TASK DETAILS >> Search the data for the string "Romanian" and gather each line it is in.
─── EXERCISE DATA ───
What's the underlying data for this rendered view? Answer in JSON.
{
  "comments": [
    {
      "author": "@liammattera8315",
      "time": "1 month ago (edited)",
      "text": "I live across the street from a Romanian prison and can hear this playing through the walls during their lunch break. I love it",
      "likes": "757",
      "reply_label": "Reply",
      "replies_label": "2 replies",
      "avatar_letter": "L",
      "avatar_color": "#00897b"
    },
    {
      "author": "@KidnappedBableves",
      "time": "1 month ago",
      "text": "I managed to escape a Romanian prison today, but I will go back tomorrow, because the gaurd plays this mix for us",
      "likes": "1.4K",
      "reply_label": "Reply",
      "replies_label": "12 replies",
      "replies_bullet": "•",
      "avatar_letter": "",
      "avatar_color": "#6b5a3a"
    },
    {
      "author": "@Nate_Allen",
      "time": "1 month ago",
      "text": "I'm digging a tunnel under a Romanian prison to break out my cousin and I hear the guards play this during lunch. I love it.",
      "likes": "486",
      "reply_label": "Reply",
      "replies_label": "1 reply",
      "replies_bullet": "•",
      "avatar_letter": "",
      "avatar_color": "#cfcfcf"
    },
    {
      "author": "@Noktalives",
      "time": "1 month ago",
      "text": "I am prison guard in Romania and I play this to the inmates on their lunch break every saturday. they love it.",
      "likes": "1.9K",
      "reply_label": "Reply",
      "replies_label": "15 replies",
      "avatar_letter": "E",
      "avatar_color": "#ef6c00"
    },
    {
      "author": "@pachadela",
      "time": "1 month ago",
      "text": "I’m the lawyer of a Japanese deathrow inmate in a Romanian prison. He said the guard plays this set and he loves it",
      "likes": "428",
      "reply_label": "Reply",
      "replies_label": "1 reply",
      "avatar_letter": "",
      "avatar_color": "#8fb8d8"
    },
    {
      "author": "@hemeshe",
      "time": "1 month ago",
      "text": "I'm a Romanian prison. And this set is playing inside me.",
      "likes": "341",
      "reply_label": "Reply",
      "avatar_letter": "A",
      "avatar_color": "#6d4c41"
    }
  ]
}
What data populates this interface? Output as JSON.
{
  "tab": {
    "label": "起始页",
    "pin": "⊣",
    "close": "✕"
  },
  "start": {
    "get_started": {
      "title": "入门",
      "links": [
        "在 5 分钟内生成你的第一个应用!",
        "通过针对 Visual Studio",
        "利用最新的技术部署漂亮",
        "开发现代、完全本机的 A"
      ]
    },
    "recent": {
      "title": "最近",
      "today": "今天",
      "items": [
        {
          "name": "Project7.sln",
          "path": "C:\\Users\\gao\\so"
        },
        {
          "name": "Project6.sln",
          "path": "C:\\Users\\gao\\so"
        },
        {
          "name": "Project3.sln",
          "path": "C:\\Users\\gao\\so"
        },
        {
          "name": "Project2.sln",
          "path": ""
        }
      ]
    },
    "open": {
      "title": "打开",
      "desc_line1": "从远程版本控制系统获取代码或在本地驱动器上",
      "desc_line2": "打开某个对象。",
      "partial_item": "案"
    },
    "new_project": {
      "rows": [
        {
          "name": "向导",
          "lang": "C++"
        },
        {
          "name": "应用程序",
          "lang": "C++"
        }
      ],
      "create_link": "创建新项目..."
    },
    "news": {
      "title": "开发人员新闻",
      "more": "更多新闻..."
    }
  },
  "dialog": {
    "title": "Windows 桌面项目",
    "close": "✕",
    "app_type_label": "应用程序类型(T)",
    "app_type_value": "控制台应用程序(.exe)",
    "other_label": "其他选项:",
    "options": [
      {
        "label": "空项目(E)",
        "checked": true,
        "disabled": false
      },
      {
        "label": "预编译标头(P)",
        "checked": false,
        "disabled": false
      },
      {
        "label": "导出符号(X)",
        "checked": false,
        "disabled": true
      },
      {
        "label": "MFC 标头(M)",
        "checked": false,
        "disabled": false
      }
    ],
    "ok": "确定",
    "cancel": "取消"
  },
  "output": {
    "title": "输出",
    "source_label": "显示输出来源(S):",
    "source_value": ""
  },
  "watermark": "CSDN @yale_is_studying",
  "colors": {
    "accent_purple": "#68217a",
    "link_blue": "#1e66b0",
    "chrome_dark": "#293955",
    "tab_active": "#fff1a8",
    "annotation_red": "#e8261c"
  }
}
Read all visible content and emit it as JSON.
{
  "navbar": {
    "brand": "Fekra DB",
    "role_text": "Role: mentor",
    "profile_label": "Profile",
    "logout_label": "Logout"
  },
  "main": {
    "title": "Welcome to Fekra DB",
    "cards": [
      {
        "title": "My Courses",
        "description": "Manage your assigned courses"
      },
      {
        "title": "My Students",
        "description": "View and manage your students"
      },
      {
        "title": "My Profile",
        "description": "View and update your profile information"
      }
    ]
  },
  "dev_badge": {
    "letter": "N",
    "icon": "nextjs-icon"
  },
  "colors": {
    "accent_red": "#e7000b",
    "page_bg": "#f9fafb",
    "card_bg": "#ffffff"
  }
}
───
WRITTEN SOLUTION >>
      "text": "I live across the street from a Romanian prison and can hear this playing through the walls during their lunch break. I love it",
      "text": "I managed to escape a Romanian prison today, but I will go back tomorrow, because the gaurd plays this mix for us",
      "text": "I'm digging a tunnel under a Romanian prison to break out my cousin and I hear the guards play this during lunch. I love it.",
      "text": "I’m the lawyer of a Japanese deathrow inmate in a Romanian prison. He said the guard plays this set and he loves it",
      "text": "I'm a Romanian prison. And this set is playing inside me.",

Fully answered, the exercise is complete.